Record excerpts >>
=== Section Start ===

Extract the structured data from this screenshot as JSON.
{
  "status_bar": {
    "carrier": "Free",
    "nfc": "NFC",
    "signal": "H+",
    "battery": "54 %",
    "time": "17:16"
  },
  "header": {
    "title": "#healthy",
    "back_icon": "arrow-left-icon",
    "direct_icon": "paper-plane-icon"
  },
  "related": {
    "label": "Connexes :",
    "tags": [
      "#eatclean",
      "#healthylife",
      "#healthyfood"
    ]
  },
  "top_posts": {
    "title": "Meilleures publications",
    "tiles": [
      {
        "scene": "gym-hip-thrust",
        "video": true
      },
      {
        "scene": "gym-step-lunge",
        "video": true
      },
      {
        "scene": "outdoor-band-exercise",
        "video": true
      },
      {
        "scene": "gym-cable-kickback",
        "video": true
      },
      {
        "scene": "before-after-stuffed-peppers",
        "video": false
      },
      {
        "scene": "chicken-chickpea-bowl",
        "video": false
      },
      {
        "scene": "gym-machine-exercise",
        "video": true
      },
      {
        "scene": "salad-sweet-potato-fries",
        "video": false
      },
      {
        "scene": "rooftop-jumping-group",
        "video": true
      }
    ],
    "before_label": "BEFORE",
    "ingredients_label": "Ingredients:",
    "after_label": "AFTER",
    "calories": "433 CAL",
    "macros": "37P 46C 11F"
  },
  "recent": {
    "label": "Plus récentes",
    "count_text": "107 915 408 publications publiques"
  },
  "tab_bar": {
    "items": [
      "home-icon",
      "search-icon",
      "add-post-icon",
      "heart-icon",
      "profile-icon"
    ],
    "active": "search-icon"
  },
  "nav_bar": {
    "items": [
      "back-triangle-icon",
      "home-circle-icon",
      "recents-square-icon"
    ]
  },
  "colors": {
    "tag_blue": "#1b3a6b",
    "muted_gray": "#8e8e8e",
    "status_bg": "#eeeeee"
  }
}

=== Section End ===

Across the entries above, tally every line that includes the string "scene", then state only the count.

9